Bieber previously sensed greater competition from One Direction, accusing the British boy band of releasing its new album on the same date to piggyback on his publicity.
One Direction has churned out an album every holiday season without fail since 2011 after the young men won fame on television contest “The X Factor.”
But the band has said it will take a hiatus after “Made in the A.M.,” its first album without founding member Zayn Malik, whose departure helped sully the group’s squeaky clean image.
Coldplay’s frontman Chris Martin said last year that the English rockers were recording an album called “A Head Full of Dreams” that would be the finale for one of the defining bands of the 2000s.
Tim McGraw, “Damn Country Music” (Big Machine)
Few veteran artists straddle contemporary and traditional country music styles as well, and as entertainingly, as Tim McGraw. On his new album, “Damn Country Music,” McGraw includes tunes George Jones would have felt comfortable performing, while others push country music into new territory.
On the traditional side, the cheating song “Don’t Make Me Feel At Home” conjures up the sort of psychological dilemma found in classic country works by singers like Johnny Paycheck. “Here Tonight,” with harmony vocals by daughter Gracie McGraw, draws on upbeat Celtic sounds with the timeless, celebratory feel of early Dixie Chicks.

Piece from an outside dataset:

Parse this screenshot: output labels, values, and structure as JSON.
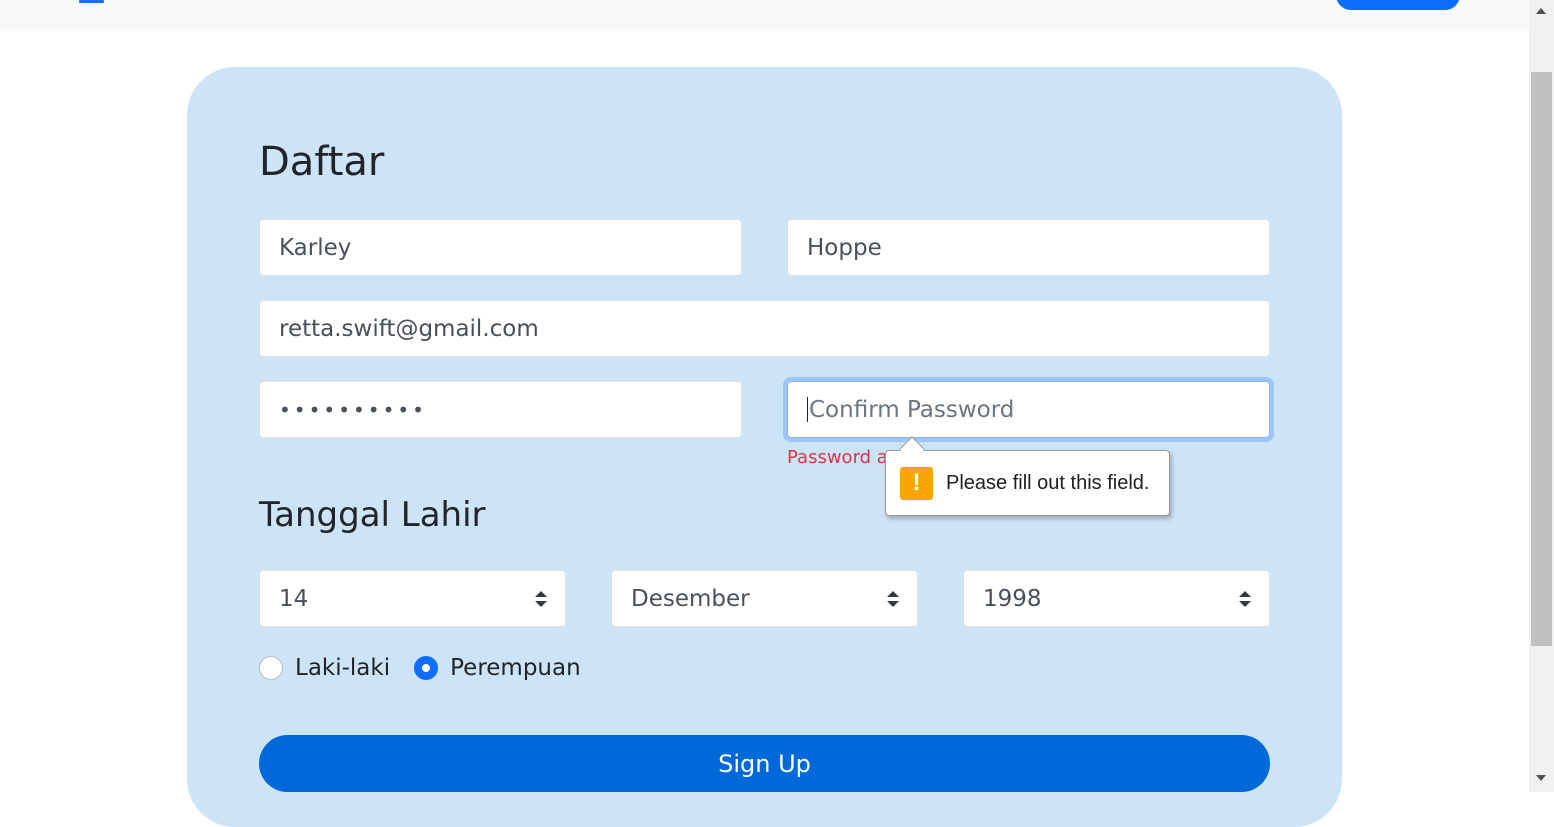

Peter Case, “HWY 62” (Omnivore)
Peter Case, former frontman for the 1980s alt-rock band The Plimsouls, is an extremely seasoned soul these days. His latest solo album, “HWY 62,” is a solid release displaying his heartfelt songwriting and no frills approach to offering up his beautiful musical messages.
The album is a guitar-heavy collection of hard luck stories with Case at the helm, singing guttural tones in fine troubadour fashion.
“If I Go Crazy” would be just at home in the hands of a proper street corner busker (which Case has been), but in the hands and voice of Case, it evolves into a study of perseverance when faced with life’s dice rolls.
The best stuff comes on “Pelican Bay,” an ode to the notorious Pelican Bay State Prison in northern California, where the state’s worst of the worst got to do their time. Case sings about the loneliness of solitary confinement and the sliver of light through a narrow window that serves as the sun. It all comes off like a modern day Johnny Cash who sees value in not ignoring the many lives that exist behind bars.
Even during his ‘80s alt-rock days, Case made his songs feel weighty and worrisome, as though there were some omnipresent force forever threatening any hopes of a life in harmony. But here, with Ben Harper handling lead guitar and Case singing beautifully throughout – as on “Bluebells” for instance – even dour times can resonate with the listener.